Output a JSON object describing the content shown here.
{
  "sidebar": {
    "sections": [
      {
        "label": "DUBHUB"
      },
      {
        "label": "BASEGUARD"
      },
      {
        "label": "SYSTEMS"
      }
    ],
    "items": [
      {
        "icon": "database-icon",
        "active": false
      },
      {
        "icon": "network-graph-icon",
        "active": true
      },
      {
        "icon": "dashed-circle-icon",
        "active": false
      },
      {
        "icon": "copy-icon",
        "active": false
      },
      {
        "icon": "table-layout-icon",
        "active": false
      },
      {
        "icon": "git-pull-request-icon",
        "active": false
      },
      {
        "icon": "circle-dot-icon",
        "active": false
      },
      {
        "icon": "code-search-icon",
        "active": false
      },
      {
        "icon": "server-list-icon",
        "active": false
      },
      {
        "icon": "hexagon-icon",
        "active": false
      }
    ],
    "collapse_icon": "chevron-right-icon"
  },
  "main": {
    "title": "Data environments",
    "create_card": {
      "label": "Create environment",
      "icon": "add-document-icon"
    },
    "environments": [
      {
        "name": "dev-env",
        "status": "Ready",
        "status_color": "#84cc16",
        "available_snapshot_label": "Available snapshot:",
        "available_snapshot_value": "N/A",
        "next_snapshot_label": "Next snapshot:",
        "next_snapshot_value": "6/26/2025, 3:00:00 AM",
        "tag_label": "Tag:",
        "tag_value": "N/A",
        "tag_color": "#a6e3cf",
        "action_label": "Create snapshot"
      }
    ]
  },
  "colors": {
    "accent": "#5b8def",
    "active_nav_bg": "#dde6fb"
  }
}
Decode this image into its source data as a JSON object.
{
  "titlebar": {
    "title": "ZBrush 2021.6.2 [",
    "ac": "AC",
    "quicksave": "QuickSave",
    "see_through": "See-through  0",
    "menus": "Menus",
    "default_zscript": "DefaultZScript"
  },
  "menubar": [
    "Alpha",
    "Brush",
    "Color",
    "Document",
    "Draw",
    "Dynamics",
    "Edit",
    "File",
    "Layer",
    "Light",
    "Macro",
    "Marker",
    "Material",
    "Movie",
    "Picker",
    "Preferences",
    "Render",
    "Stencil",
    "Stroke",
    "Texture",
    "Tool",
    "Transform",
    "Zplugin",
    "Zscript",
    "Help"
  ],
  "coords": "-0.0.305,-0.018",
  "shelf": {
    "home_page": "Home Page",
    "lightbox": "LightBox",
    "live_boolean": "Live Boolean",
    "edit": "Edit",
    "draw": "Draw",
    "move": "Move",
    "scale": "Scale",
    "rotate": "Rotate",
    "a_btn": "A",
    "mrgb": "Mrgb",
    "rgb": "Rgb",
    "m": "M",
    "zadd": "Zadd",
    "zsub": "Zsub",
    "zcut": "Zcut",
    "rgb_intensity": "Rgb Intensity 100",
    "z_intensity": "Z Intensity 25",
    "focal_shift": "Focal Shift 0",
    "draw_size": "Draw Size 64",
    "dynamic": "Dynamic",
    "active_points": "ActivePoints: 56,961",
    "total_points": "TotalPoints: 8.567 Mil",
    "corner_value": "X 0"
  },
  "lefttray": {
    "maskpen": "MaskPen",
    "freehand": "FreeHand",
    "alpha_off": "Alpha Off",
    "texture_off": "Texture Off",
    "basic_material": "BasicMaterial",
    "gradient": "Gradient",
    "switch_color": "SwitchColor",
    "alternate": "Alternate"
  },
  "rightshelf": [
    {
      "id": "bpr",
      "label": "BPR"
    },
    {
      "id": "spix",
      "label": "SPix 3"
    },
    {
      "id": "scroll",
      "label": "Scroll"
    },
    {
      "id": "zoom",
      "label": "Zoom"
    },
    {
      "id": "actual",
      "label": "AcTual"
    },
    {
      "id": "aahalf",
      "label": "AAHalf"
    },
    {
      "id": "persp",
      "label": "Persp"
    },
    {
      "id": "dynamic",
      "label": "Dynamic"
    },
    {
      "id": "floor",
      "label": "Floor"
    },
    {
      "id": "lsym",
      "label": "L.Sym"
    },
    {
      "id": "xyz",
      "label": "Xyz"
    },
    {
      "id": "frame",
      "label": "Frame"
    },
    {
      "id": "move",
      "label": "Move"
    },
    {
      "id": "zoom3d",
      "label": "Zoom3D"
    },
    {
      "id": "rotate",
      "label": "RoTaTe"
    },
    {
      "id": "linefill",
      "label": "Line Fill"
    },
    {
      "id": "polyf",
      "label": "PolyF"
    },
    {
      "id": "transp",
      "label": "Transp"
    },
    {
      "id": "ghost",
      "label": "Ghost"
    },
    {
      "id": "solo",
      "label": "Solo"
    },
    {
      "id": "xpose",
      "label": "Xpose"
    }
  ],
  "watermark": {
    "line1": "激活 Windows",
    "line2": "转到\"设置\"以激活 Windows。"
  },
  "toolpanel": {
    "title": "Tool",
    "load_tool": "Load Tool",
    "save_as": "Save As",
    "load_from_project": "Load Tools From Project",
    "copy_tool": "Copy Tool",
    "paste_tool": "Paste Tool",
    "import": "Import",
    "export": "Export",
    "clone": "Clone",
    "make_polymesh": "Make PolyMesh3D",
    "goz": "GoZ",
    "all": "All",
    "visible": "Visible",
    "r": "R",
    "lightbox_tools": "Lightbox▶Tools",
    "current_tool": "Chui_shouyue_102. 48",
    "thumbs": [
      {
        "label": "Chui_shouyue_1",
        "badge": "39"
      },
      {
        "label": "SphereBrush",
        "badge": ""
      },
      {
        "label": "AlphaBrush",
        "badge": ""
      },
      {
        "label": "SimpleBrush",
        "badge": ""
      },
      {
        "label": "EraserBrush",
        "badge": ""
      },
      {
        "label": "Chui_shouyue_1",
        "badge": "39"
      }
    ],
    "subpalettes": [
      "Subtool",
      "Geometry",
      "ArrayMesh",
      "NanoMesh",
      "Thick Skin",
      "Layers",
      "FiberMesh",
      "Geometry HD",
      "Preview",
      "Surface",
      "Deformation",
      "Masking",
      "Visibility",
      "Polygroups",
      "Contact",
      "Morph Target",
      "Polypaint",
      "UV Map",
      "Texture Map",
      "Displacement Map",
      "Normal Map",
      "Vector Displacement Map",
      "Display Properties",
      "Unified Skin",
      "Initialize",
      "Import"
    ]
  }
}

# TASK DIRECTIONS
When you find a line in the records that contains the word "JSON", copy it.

# RESPONSE
Output a JSON object describing the content shown here.
Decode this image into its source data as a JSON object.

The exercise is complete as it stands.